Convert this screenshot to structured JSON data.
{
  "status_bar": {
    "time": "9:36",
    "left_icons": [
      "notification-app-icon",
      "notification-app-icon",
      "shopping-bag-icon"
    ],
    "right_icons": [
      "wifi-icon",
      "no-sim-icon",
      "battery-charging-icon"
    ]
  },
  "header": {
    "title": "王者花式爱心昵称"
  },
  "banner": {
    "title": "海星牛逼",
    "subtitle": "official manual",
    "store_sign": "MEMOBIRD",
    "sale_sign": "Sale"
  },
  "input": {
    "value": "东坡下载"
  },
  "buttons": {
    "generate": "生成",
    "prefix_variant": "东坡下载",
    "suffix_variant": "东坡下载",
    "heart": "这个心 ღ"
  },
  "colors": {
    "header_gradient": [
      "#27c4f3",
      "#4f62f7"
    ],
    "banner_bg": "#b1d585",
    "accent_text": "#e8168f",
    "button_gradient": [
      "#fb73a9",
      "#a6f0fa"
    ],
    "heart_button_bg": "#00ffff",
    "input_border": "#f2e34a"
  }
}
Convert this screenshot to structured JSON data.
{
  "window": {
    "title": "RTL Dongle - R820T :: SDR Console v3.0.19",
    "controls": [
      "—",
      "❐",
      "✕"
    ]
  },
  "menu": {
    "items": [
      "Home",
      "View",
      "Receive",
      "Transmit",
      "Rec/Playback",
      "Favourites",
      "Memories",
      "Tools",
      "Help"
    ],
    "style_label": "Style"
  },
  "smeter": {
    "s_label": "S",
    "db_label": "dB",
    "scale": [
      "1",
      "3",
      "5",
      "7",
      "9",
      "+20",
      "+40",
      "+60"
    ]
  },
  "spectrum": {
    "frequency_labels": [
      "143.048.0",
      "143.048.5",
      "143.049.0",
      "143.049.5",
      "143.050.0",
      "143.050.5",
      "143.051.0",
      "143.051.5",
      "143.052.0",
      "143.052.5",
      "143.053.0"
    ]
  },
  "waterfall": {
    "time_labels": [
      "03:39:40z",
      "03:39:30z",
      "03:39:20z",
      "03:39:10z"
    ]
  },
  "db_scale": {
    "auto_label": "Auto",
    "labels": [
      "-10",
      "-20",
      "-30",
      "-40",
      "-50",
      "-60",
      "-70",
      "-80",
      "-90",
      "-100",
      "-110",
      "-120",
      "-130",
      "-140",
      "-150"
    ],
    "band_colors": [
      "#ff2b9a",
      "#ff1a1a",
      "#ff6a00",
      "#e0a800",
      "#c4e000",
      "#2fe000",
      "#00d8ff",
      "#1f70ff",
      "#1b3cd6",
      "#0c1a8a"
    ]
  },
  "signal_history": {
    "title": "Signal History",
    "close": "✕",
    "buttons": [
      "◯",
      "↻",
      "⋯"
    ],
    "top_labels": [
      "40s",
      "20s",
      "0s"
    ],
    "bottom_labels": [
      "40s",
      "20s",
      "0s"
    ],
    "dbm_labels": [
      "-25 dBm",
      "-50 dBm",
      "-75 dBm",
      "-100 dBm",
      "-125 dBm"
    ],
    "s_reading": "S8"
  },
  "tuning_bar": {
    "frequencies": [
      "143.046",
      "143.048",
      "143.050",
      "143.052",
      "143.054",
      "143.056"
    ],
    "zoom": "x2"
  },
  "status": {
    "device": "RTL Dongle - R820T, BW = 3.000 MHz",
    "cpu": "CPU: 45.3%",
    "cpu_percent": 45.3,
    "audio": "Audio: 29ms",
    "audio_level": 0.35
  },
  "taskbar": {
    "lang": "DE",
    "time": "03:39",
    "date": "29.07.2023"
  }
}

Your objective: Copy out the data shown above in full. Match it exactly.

Response area:
Convert this screenshot to structured JSON data.
{
  "status_bar": {
    "time": "9:36",
    "left_icons": [
      "notification-app-icon",
      "notification-app-icon",
      "shopping-bag-icon"
    ],
    "right_icons": [
      "wifi-icon",
      "no-sim-icon",
      "battery-charging-icon"
    ]
  },
  "header": {
    "title": "王者花式爱心昵称"
  },
  "banner": {
    "title": "海星牛逼",
    "subtitle": "official manual",
    "store_sign": "MEMOBIRD",
    "sale_sign": "Sale"
  },
  "input": {
    "value": "东坡下载"
  },
  "buttons": {
    "generate": "生成",
    "prefix_variant": "东坡下载",
    "suffix_variant": "东坡下载",
    "heart": "这个心 ღ"
  },
  "colors": {
    "header_gradient": [
      "#27c4f3",
      "#4f62f7"
    ],
    "banner_bg": "#b1d585",
    "accent_text": "#e8168f",
    "button_gradient": [
      "#fb73a9",
      "#a6f0fa"
    ],
    "heart_button_bg": "#00ffff",
    "input_border": "#f2e34a"
  }
}
Convert this screenshot to structured JSON data.
{
  "window": {
    "title": "RTL Dongle - R820T :: SDR Console v3.0.19",
    "controls": [
      "—",
      "❐",
      "✕"
    ]
  },
  "menu": {
    "items": [
      "Home",
      "View",
      "Receive",
      "Transmit",
      "Rec/Playback",
      "Favourites",
      "Memories",
      "Tools",
      "Help"
    ],
    "style_label": "Style"
  },
  "smeter": {
    "s_label": "S",
    "db_label": "dB",
    "scale": [
      "1",
      "3",
      "5",
      "7",
      "9",
      "+20",
      "+40",
      "+60"
    ]
  },
  "spectrum": {
    "frequency_labels": [
      "143.048.0",
      "143.048.5",
      "143.049.0",
      "143.049.5",
      "143.050.0",
      "143.050.5",
      "143.051.0",
      "143.051.5",
      "143.052.0",
      "143.052.5",
      "143.053.0"
    ]
  },
  "waterfall": {
    "time_labels": [
      "03:39:40z",
      "03:39:30z",
      "03:39:20z",
      "03:39:10z"
    ]
  },
  "db_scale": {
    "auto_label": "Auto",
    "labels": [
      "-10",
      "-20",
      "-30",
      "-40",
      "-50",
      "-60",
      "-70",
      "-80",
      "-90",
      "-100",
      "-110",
      "-120",
      "-130",
      "-140",
      "-150"
    ],
    "band_colors": [
      "#ff2b9a",
      "#ff1a1a",
      "#ff6a00",
      "#e0a800",
      "#c4e000",
      "#2fe000",
      "#00d8ff",
      "#1f70ff",
      "#1b3cd6",
      "#0c1a8a"
    ]
  },
  "signal_history": {
    "title": "Signal History",
    "close": "✕",
    "buttons": [
      "◯",
      "↻",
      "⋯"
    ],
    "top_labels": [
      "40s",
      "20s",
      "0s"
    ],
    "bottom_labels": [
      "40s",
      "20s",
      "0s"
    ],
    "dbm_labels": [
      "-25 dBm",
      "-50 dBm",
      "-75 dBm",
      "-100 dBm",
      "-125 dBm"
    ],
    "s_reading": "S8"
  },
  "tuning_bar": {
    "frequencies": [
      "143.046",
      "143.048",
      "143.050",
      "143.052",
      "143.054",
      "143.056"
    ],
    "zoom": "x2"
  },
  "status": {
    "device": "RTL Dongle - R820T, BW = 3.000 MHz",
    "cpu": "CPU: 45.3%",
    "cpu_percent": 45.3,
    "audio": "Audio: 29ms",
    "audio_level": 0.35
  },
  "taskbar": {
    "lang": "DE",
    "time": "03:39",
    "date": "29.07.2023"
  }
}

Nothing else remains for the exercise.